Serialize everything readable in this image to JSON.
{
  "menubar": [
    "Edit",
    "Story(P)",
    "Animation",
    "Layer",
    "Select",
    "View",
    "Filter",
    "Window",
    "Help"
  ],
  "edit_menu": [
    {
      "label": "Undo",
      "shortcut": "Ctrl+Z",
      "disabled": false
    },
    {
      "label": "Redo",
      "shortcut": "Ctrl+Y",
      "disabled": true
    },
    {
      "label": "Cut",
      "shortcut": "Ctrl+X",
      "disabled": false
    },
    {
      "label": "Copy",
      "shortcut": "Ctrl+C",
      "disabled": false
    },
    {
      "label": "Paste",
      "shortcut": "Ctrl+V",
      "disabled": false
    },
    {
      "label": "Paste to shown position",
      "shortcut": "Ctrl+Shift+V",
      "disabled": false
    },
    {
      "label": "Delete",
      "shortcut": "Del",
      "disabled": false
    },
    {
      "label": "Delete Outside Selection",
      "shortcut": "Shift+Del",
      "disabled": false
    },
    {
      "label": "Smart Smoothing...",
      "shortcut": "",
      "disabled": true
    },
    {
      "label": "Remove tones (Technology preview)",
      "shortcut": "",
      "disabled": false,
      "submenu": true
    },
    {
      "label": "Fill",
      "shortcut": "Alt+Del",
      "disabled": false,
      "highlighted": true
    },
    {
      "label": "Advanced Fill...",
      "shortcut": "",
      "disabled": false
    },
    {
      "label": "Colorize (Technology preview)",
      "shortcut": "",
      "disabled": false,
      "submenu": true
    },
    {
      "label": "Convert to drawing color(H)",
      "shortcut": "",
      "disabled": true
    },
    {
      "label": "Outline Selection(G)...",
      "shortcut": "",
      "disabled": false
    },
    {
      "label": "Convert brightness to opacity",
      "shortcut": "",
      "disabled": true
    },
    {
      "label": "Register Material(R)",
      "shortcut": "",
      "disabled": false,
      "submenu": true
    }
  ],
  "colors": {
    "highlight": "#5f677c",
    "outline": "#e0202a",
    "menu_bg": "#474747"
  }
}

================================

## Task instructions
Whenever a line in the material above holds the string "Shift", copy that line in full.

## The answer
      "shortcut": "Ctrl+Shift+V",
      "shortcut": "Shift+Del",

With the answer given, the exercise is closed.